▶ THE TASK
Search the records for the string "page" and return each line that has it.

▶ EXTRACTED RECORDS

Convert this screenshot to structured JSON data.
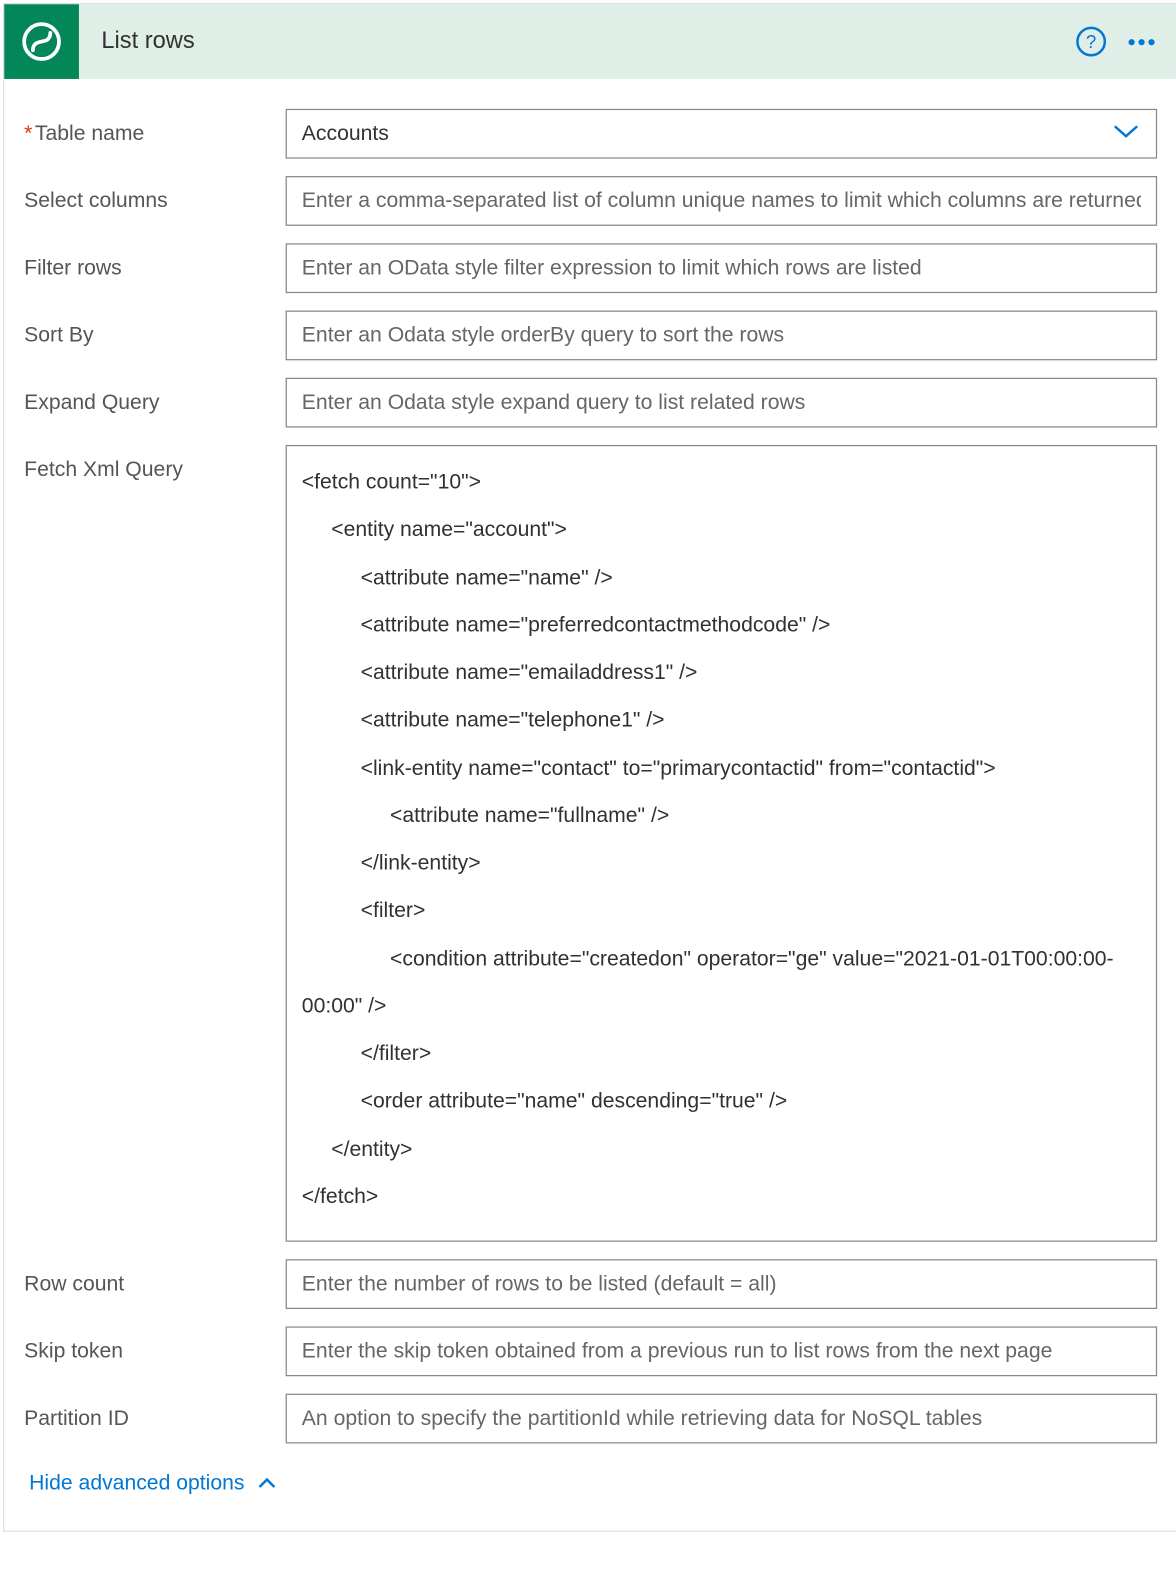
{
  "header": {
    "title": "List rows"
  },
  "fields": {
    "table_name": {
      "label": "Table name",
      "value": "Accounts",
      "required": true
    },
    "select_columns": {
      "label": "Select columns",
      "placeholder": "Enter a comma-separated list of column unique names to limit which columns are returned"
    },
    "filter_rows": {
      "label": "Filter rows",
      "placeholder": "Enter an OData style filter expression to limit which rows are listed"
    },
    "sort_by": {
      "label": "Sort By",
      "placeholder": "Enter an Odata style orderBy query to sort the rows"
    },
    "expand_query": {
      "label": "Expand Query",
      "placeholder": "Enter an Odata style expand query to list related rows"
    },
    "fetch_xml_query": {
      "label": "Fetch Xml Query",
      "value": "<fetch count=\"10\">\n     <entity name=\"account\">\n          <attribute name=\"name\" />\n          <attribute name=\"preferredcontactmethodcode\" />\n          <attribute name=\"emailaddress1\" />\n          <attribute name=\"telephone1\" />\n          <link-entity name=\"contact\" to=\"primarycontactid\" from=\"contactid\">\n               <attribute name=\"fullname\" />\n          </link-entity>\n          <filter>\n               <condition attribute=\"createdon\" operator=\"ge\" value=\"2021-01-01T00:00:00-00:00\" />\n          </filter>\n          <order attribute=\"name\" descending=\"true\" />\n     </entity>\n</fetch>"
    },
    "row_count": {
      "label": "Row count",
      "placeholder": "Enter the number of rows to be listed (default = all)"
    },
    "skip_token": {
      "label": "Skip token",
      "placeholder": "Enter the skip token obtained from a previous run to list rows from the next page"
    },
    "partition_id": {
      "label": "Partition ID",
      "placeholder": "An option to specify the partitionId while retrieving data for NoSQL tables"
    }
  },
  "footer": {
    "toggle_label": "Hide advanced options"
  }
}
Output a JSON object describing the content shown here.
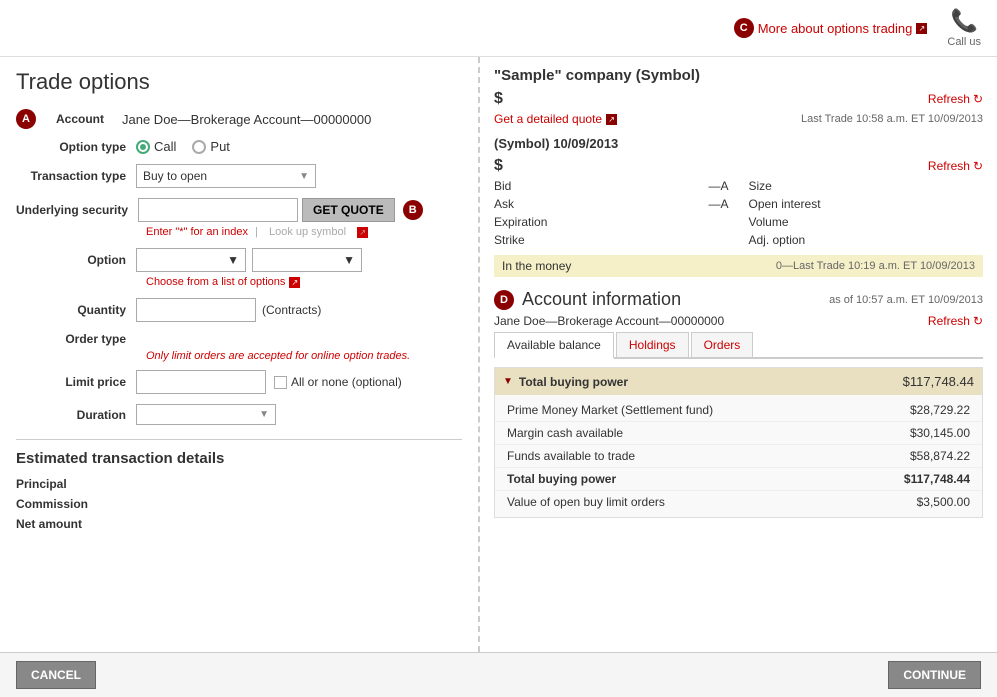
{
  "page": {
    "title": "Trade options"
  },
  "topbar": {
    "more_about_label": "More about options trading",
    "call_us_label": "Call us"
  },
  "form": {
    "account_badge": "A",
    "account_label": "Account",
    "account_value": "Jane Doe—Brokerage Account—00000000",
    "option_type_label": "Option type",
    "call_label": "Call",
    "put_label": "Put",
    "transaction_type_label": "Transaction type",
    "transaction_type_value": "Buy to open",
    "underlying_label": "Underlying security",
    "get_quote_btn": "GET QUOTE",
    "badge_b": "B",
    "enter_hint": "Enter \"*\" for an index",
    "look_up_label": "Look up symbol",
    "option_label": "Option",
    "choose_options_label": "Choose from a list of options",
    "quantity_label": "Quantity",
    "contracts_label": "(Contracts)",
    "order_type_label": "Order type",
    "order_type_note": "Only limit orders are accepted for online option trades.",
    "limit_price_label": "Limit price",
    "all_or_none_label": "All or none (optional)",
    "duration_label": "Duration"
  },
  "estimated": {
    "title": "Estimated transaction details",
    "principal_label": "Principal",
    "commission_label": "Commission",
    "net_amount_label": "Net amount"
  },
  "buttons": {
    "cancel": "CANCEL",
    "continue": "CONTInUe"
  },
  "right": {
    "company_title": "\"Sample\" company (Symbol)",
    "dollar_sign": "$",
    "refresh_label": "Refresh",
    "get_detail_quote": "Get a detailed quote",
    "last_trade": "Last Trade 10:58 a.m. ET 10/09/2013",
    "symbol_date": "(Symbol) 10/09/2013",
    "bid_label": "Bid",
    "bid_value": "—A",
    "ask_label": "Ask",
    "ask_value": "—A",
    "expiration_label": "Expiration",
    "expiration_value": "",
    "strike_label": "Strike",
    "strike_value": "",
    "size_label": "Size",
    "size_value": "",
    "open_interest_label": "Open interest",
    "open_interest_value": "",
    "volume_label": "Volume",
    "volume_value": "",
    "adj_option_label": "Adj. option",
    "adj_option_value": "",
    "in_the_money": "In the money",
    "last_trade2": "0—Last Trade 10:19 a.m. ET 10/09/2013"
  },
  "account_info": {
    "badge_d": "D",
    "title": "Account information",
    "as_of": "as of 10:57 a.m. ET 10/09/2013",
    "account_name": "Jane Doe—Brokerage Account—00000000",
    "refresh_label": "Refresh",
    "tabs": [
      {
        "label": "Available balance",
        "active": true
      },
      {
        "label": "Holdings",
        "active": false
      },
      {
        "label": "Orders",
        "active": false
      }
    ],
    "total_buying_power_label": "Total buying power",
    "total_buying_power_value": "$117,748.44",
    "rows": [
      {
        "label": "Prime Money Market (Settlement fund)",
        "value": "$28,729.22",
        "bold": false
      },
      {
        "label": "Margin cash available",
        "value": "$30,145.00",
        "bold": false
      },
      {
        "label": "Funds available to trade",
        "value": "$58,874.22",
        "bold": false
      },
      {
        "label": "Total buying power",
        "value": "$117,748.44",
        "bold": true
      },
      {
        "label": "Value of open buy limit orders",
        "value": "$3,500.00",
        "bold": false
      }
    ]
  }
}
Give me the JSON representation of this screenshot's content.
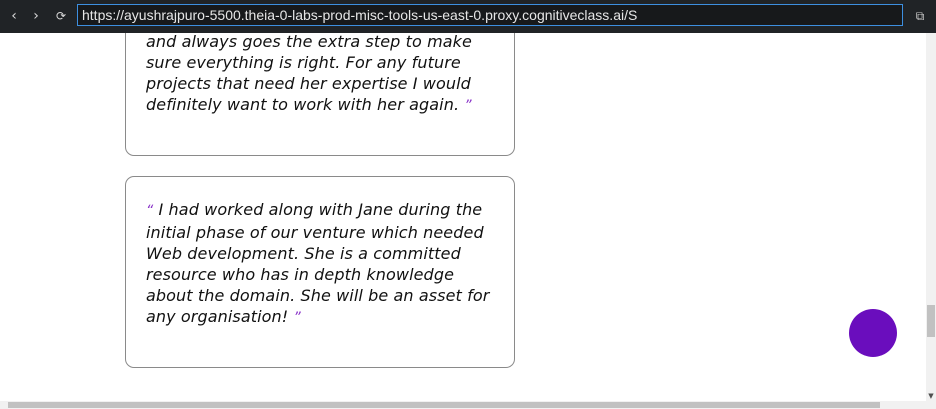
{
  "browser": {
    "back_icon": "‹",
    "forward_icon": "›",
    "reload_icon": "⟳",
    "url": "https://ayushrajpuro-5500.theia-0-labs-prod-misc-tools-us-east-0.proxy.cognitiveclass.ai/S",
    "open_external_icon": "⧉"
  },
  "testimonials": [
    {
      "open_quote": "",
      "text": "and always goes the extra step to make sure everything is right. For any future projects that need her expertise I would definitely want to work with her again.",
      "close_quote": "”"
    },
    {
      "open_quote": "“",
      "text": "I had worked along with Jane during the initial phase of our venture which needed Web development. She is a committed resource who has in depth knowledge about the domain. She will be an asset for any organisation!",
      "close_quote": "”"
    }
  ],
  "colors": {
    "quote_mark": "#8a33c9",
    "fab": "#6a0dbd",
    "url_border": "#3d8fe0"
  }
}
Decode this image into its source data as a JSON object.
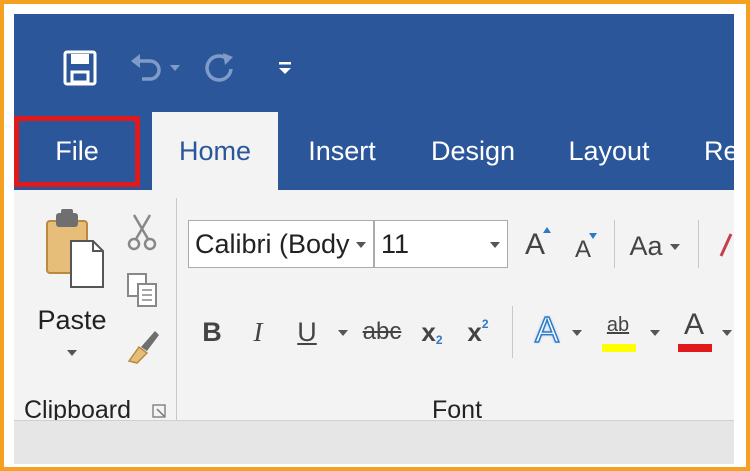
{
  "quick_access": {
    "icons": [
      "save-icon",
      "undo-icon",
      "undo-dropdown-icon",
      "redo-icon",
      "customize-qat-icon"
    ]
  },
  "tabs": [
    {
      "label": "File"
    },
    {
      "label": "Home"
    },
    {
      "label": "Insert"
    },
    {
      "label": "Design"
    },
    {
      "label": "Layout"
    },
    {
      "label": "Re"
    }
  ],
  "active_tab": "Home",
  "highlight": {
    "target": "File",
    "color": "#e0191b"
  },
  "colors": {
    "ribbon_blue": "#2b579a",
    "frame_orange": "#f4a020",
    "highlight_yellow": "#ffff00",
    "font_red": "#e0191b"
  },
  "clipboard": {
    "paste_label": "Paste",
    "group_label": "Clipboard"
  },
  "font": {
    "font_name": "Calibri (Body",
    "font_size": "11",
    "change_case_label": "Aa",
    "bold_label": "B",
    "italic_label": "I",
    "underline_label": "U",
    "strike_label": "abc",
    "subscript_label": "x",
    "subscript_mark": "2",
    "superscript_label": "x",
    "superscript_mark": "2",
    "text_effects_label": "A",
    "highlight_label": "ab",
    "font_color_label": "A",
    "grow_label": "A",
    "shrink_label": "A",
    "group_label": "Font"
  }
}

▶ OUTPUT OF THE TASK
      "placeholder": "Enter the skip token obtained from a previous run to list rows from the next page"
  "page": {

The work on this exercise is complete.